EXERCISE PROMPT: Here the job is to copy the data exactly and to exclude every image from it.
==== MATERIAL SHOWN
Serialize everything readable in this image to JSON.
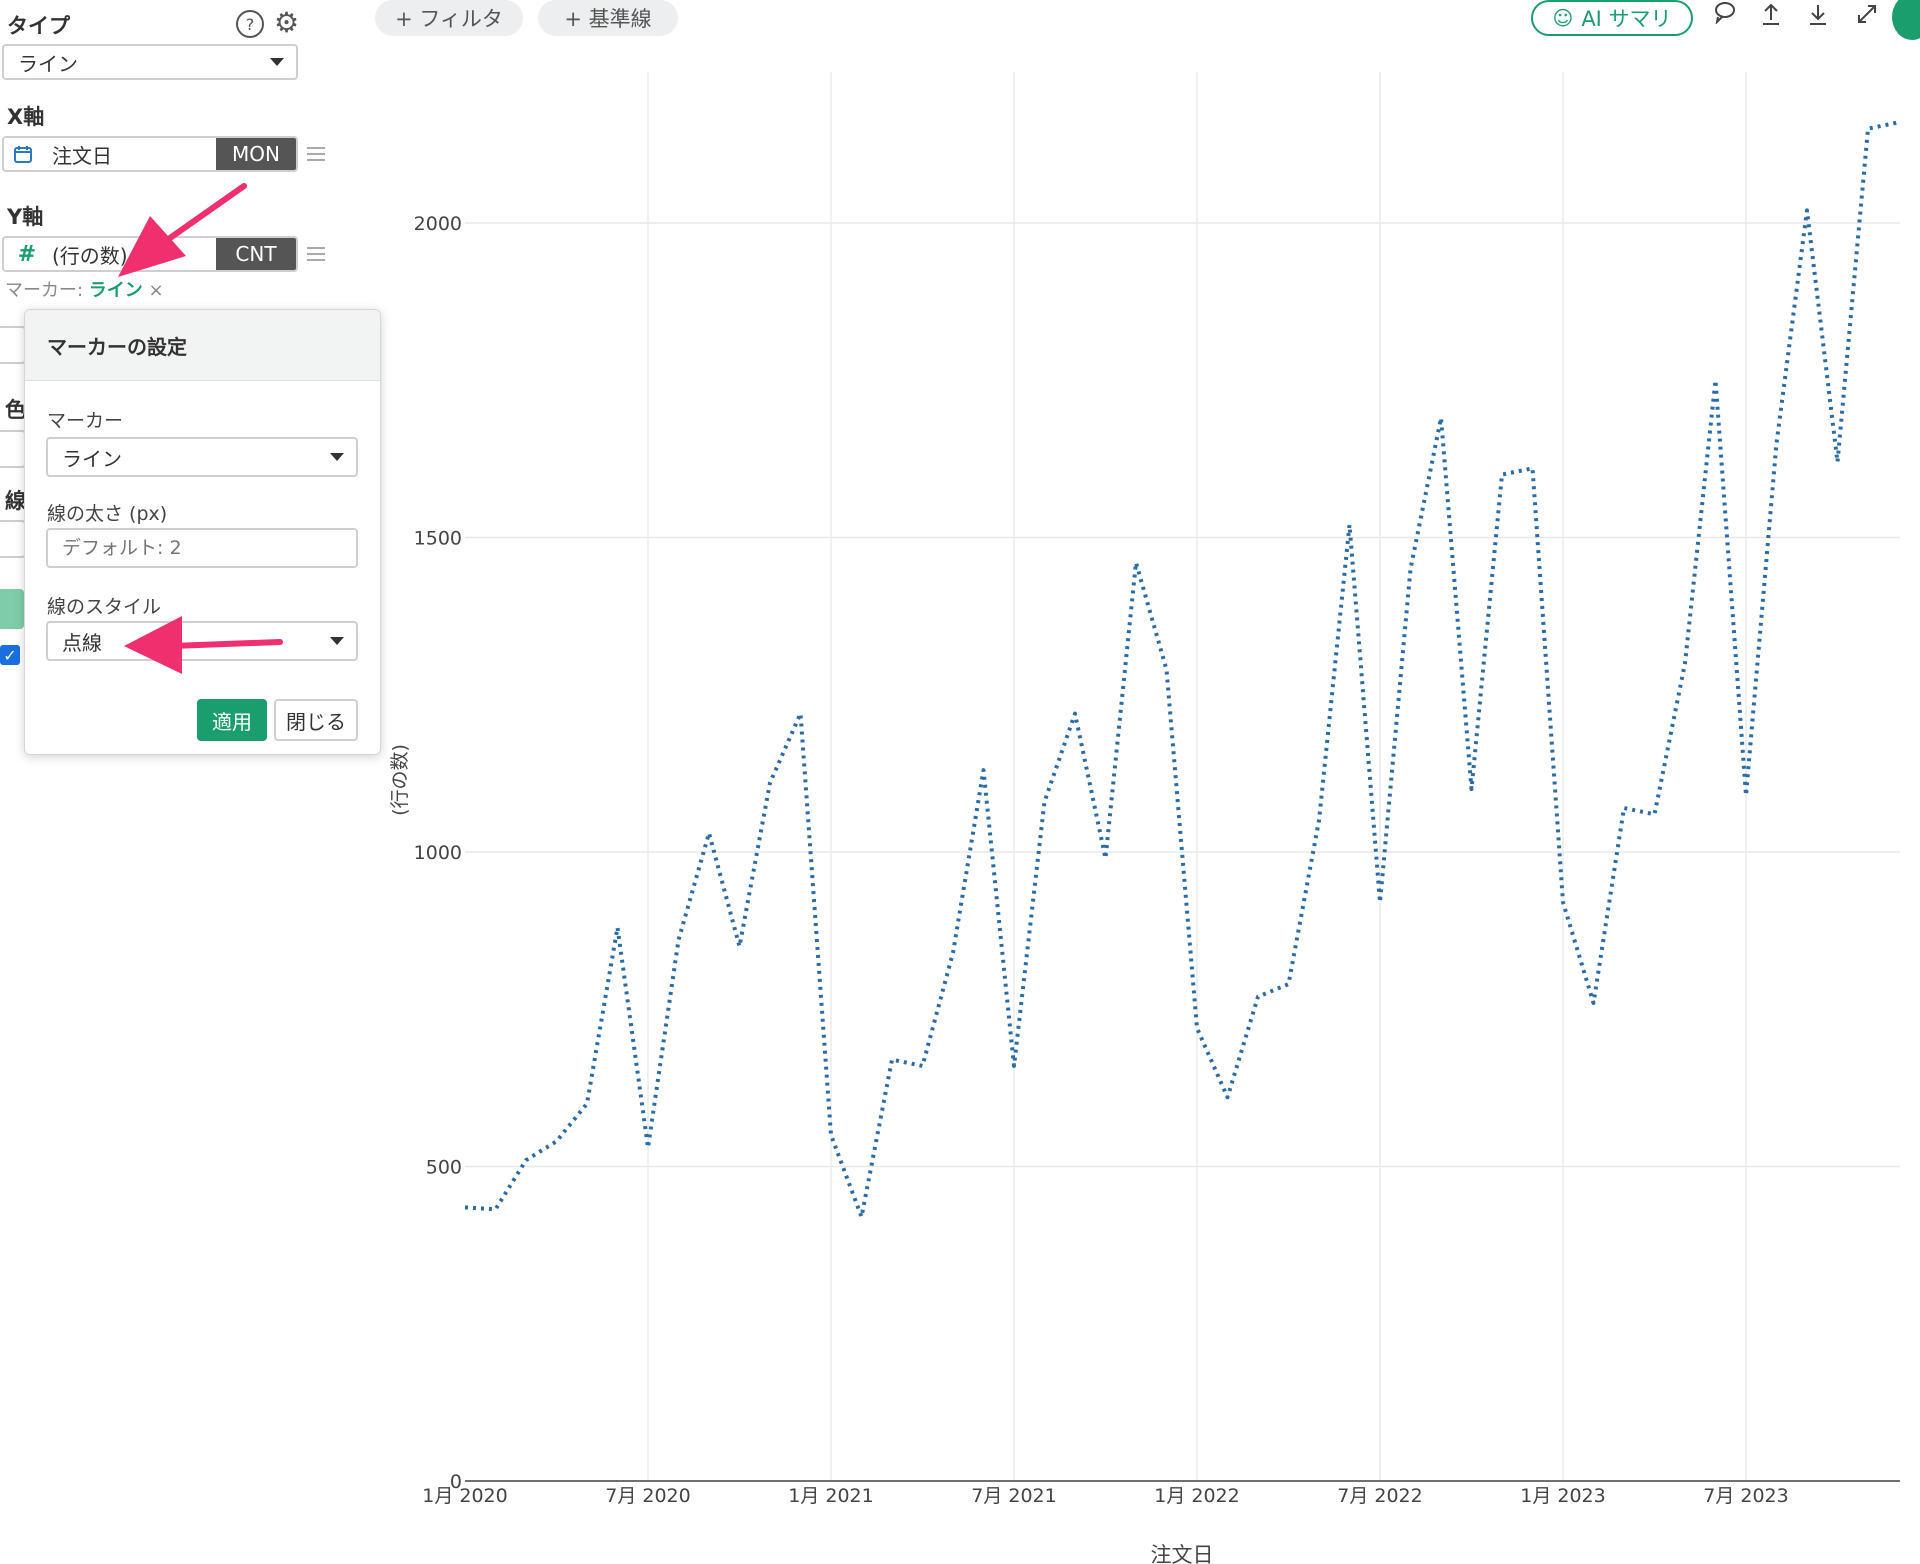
{
  "sidebar": {
    "type_label": "タイプ",
    "type_value": "ライン",
    "x_axis_label": "X軸",
    "x_field": "注文日",
    "x_agg": "MON",
    "y_axis_label": "Y軸",
    "y_field": "(行の数)",
    "y_agg": "CNT",
    "marker_prefix": "マーカー: ",
    "marker_value": "ライン",
    "marker_remove": "×",
    "partial_labels": [
      "色",
      "線"
    ]
  },
  "toolbar": {
    "filter_label": "+ フィルタ",
    "reference_line_label": "+ 基準線",
    "ai_summary_label": "AI サマリ"
  },
  "popup": {
    "title": "マーカーの設定",
    "marker_label": "マーカー",
    "marker_value": "ライン",
    "width_label": "線の太さ (px)",
    "width_placeholder": "デフォルト: 2",
    "style_label": "線のスタイル",
    "style_value": "点線",
    "apply_label": "適用",
    "close_label": "閉じる"
  },
  "colors": {
    "accent_green": "#1a9e6e",
    "series_blue": "#2a6ca6",
    "annotation_pink": "#f0306e"
  },
  "chart_data": {
    "type": "line",
    "line_style": "dotted",
    "xlabel": "注文日",
    "ylabel": "(行の数)",
    "ylim": [
      0,
      2200
    ],
    "yticks": [
      0,
      500,
      1000,
      1500,
      2000
    ],
    "xtick_labels": [
      "1月 2020",
      "7月 2020",
      "1月 2021",
      "7月 2021",
      "1月 2022",
      "7月 2022",
      "1月 2023",
      "7月 2023"
    ],
    "grid": true,
    "x": [
      "2020-01",
      "2020-02",
      "2020-03",
      "2020-04",
      "2020-05",
      "2020-06",
      "2020-07",
      "2020-08",
      "2020-09",
      "2020-10",
      "2020-11",
      "2020-12",
      "2021-01",
      "2021-02",
      "2021-03",
      "2021-04",
      "2021-05",
      "2021-06",
      "2021-07",
      "2021-08",
      "2021-09",
      "2021-10",
      "2021-11",
      "2021-12",
      "2022-01",
      "2022-02",
      "2022-03",
      "2022-04",
      "2022-05",
      "2022-06",
      "2022-07",
      "2022-08",
      "2022-09",
      "2022-10",
      "2022-11",
      "2022-12",
      "2023-01",
      "2023-02",
      "2023-03",
      "2023-04",
      "2023-05",
      "2023-06",
      "2023-07",
      "2023-08",
      "2023-09",
      "2023-10",
      "2023-11",
      "2023-12"
    ],
    "series": [
      {
        "values": [
          435,
          432,
          510,
          540,
          600,
          880,
          530,
          860,
          1030,
          850,
          1110,
          1220,
          550,
          420,
          670,
          660,
          840,
          1130,
          660,
          1080,
          1220,
          990,
          1460,
          1290,
          720,
          610,
          770,
          790,
          1050,
          1520,
          920,
          1450,
          1690,
          1100,
          1600,
          1610,
          920,
          760,
          1070,
          1060,
          1300,
          1750,
          1090,
          1650,
          2020,
          1620,
          2150,
          2160
        ]
      }
    ]
  }
}
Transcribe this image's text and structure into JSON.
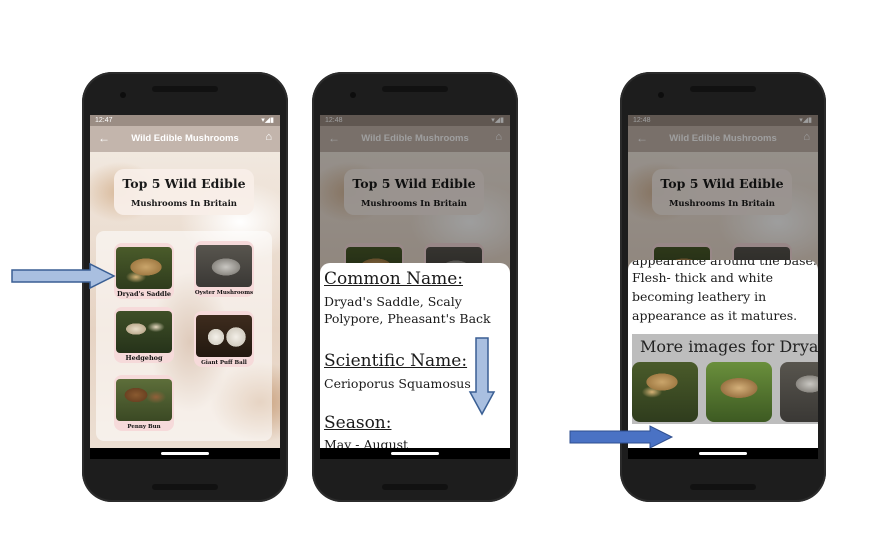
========
ANSWER FOR THE TASK:
Serialize everything readable in this image to JSON.
{
  "sidebar": {
    "type_label": "タイプ",
    "type_value": "ライン",
    "x_axis_label": "X軸",
    "x_field": "注文日",
    "x_agg": "MON",
    "y_axis_label": "Y軸",
    "y_field": "(行の数)",
    "y_agg": "CNT",
    "marker_prefix": "マーカー: ",
    "marker_value": "ライン",
    "marker_remove": "×",
    "partial_labels": [
      "色",
      "線"
    ]
  },
  "toolbar": {
    "filter_label": "+ フィルタ",
    "reference_line_label": "+ 基準線",
    "ai_summary_label": "AI サマリ"
  },
  "popup": {
    "title": "マーカーの設定",
    "marker_label": "マーカー",
    "marker_value": "ライン",
    "width_label": "線の太さ (px)",
    "width_placeholder": "デフォルト: 2",
    "style_label": "線のスタイル",
    "style_value": "点線",
    "apply_label": "適用",
    "close_label": "閉じる"
  },
  "colors": {
    "accent_green": "#1a9e6e",
    "series_blue": "#2a6ca6",
    "annotation_pink": "#f0306e"
  },
  "chart_data": {
    "type": "line",
    "line_style": "dotted",
    "xlabel": "注文日",
    "ylabel": "(行の数)",
    "ylim": [
      0,
      2200
    ],
    "yticks": [
      0,
      500,
      1000,
      1500,
      2000
    ],
    "xtick_labels": [
      "1月 2020",
      "7月 2020",
      "1月 2021",
      "7月 2021",
      "1月 2022",
      "7月 2022",
      "1月 2023",
      "7月 2023"
    ],
    "grid": true,
    "x": [
      "2020-01",
      "2020-02",
      "2020-03",
      "2020-04",
      "2020-05",
      "2020-06",
      "2020-07",
      "2020-08",
      "2020-09",
      "2020-10",
      "2020-11",
      "2020-12",
      "2021-01",
      "2021-02",
      "2021-03",
      "2021-04",
      "2021-05",
      "2021-06",
      "2021-07",
      "2021-08",
      "2021-09",
      "2021-10",
      "2021-11",
      "2021-12",
      "2022-01",
      "2022-02",
      "2022-03",
      "2022-04",
      "2022-05",
      "2022-06",
      "2022-07",
      "2022-08",
      "2022-09",
      "2022-10",
      "2022-11",
      "2022-12",
      "2023-01",
      "2023-02",
      "2023-03",
      "2023-04",
      "2023-05",
      "2023-06",
      "2023-07",
      "2023-08",
      "2023-09",
      "2023-10",
      "2023-11",
      "2023-12"
    ],
    "series": [
      {
        "values": [
          435,
          432,
          510,
          540,
          600,
          880,
          530,
          860,
          1030,
          850,
          1110,
          1220,
          550,
          420,
          670,
          660,
          840,
          1130,
          660,
          1080,
          1220,
          990,
          1460,
          1290,
          720,
          610,
          770,
          790,
          1050,
          1520,
          920,
          1450,
          1690,
          1100,
          1600,
          1610,
          920,
          760,
          1070,
          1060,
          1300,
          1750,
          1090,
          1650,
          2020,
          1620,
          2150,
          2160
        ]
      }
    ]
  }
}
Transcribe this image's text and structure into JSON.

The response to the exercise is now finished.